» Task goal
Your reply should be the whole listing, copied exactly, with the pictures left out.

+++ Entries supplied

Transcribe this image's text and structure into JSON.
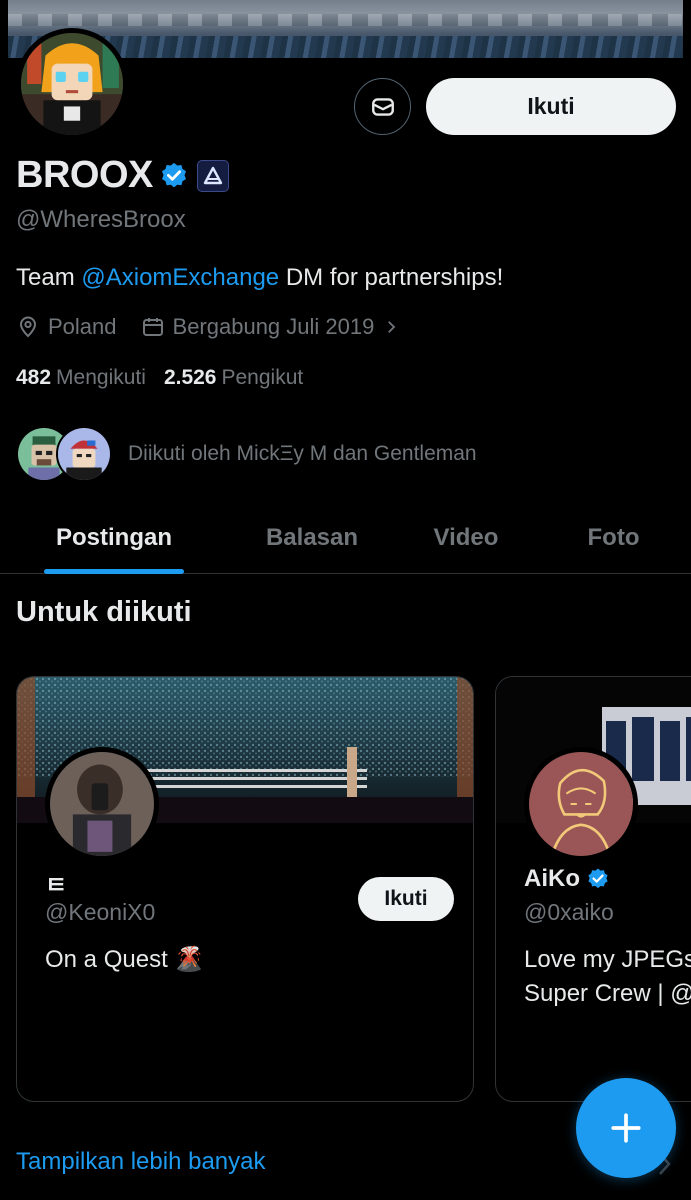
{
  "profile": {
    "name": "BROOX",
    "handle": "@WheresBroox",
    "bio_prefix": "Team ",
    "bio_mention": "@AxiomExchange",
    "bio_suffix": " DM for partnerships!",
    "location": "Poland",
    "joined": "Bergabung Juli 2019",
    "following_count": "482",
    "following_label": "Mengikuti",
    "followers_count": "2.526",
    "followers_label": "Pengikut",
    "followed_by": "Diikuti oleh MickΞy M dan Gentleman"
  },
  "actions": {
    "follow_label": "Ikuti",
    "message_icon": "envelope-icon"
  },
  "tabs": [
    {
      "label": "Postingan",
      "active": true
    },
    {
      "label": "Balasan",
      "active": false
    },
    {
      "label": "Video",
      "active": false
    },
    {
      "label": "Foto",
      "active": false
    }
  ],
  "suggestions": {
    "title": "Untuk diikuti",
    "cards": [
      {
        "name": "ㅌ",
        "handle": "@KeoniX0",
        "bio": "On a Quest 🌋",
        "follow_label": "Ikuti",
        "verified": false
      },
      {
        "name": "AiKo",
        "handle": "@0xaiko",
        "bio_line1": "Love my JPEGs",
        "bio_line2": "Super Crew | @",
        "verified": true
      }
    ],
    "show_more": "Tampilkan lebih banyak"
  },
  "colors": {
    "accent": "#1d9bf0",
    "background": "#000000",
    "text_primary": "#e7e9ea",
    "text_secondary": "#71767b"
  },
  "fab_icon": "plus-icon"
}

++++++

» Reply
Transcribe this image's text and structure into JSON.
{
  "profile": {
    "name": "BROOX",
    "handle": "@WheresBroox",
    "bio_prefix": "Team ",
    "bio_mention": "@AxiomExchange",
    "bio_suffix": " DM for partnerships!",
    "location": "Poland",
    "joined": "Bergabung Juli 2019",
    "following_count": "482",
    "following_label": "Mengikuti",
    "followers_count": "2.526",
    "followers_label": "Pengikut",
    "followed_by": "Diikuti oleh MickΞy M dan Gentleman"
  },
  "actions": {
    "follow_label": "Ikuti",
    "message_icon": "envelope-icon"
  },
  "tabs": [
    {
      "label": "Postingan",
      "active": true
    },
    {
      "label": "Balasan",
      "active": false
    },
    {
      "label": "Video",
      "active": false
    },
    {
      "label": "Foto",
      "active": false
    }
  ],
  "suggestions": {
    "title": "Untuk diikuti",
    "cards": [
      {
        "name": "ㅌ",
        "handle": "@KeoniX0",
        "bio": "On a Quest 🌋",
        "follow_label": "Ikuti",
        "verified": false
      },
      {
        "name": "AiKo",
        "handle": "@0xaiko",
        "bio_line1": "Love my JPEGs",
        "bio_line2": "Super Crew | @",
        "verified": true
      }
    ],
    "show_more": "Tampilkan lebih banyak"
  },
  "colors": {
    "accent": "#1d9bf0",
    "background": "#000000",
    "text_primary": "#e7e9ea",
    "text_secondary": "#71767b"
  },
  "fab_icon": "plus-icon"
}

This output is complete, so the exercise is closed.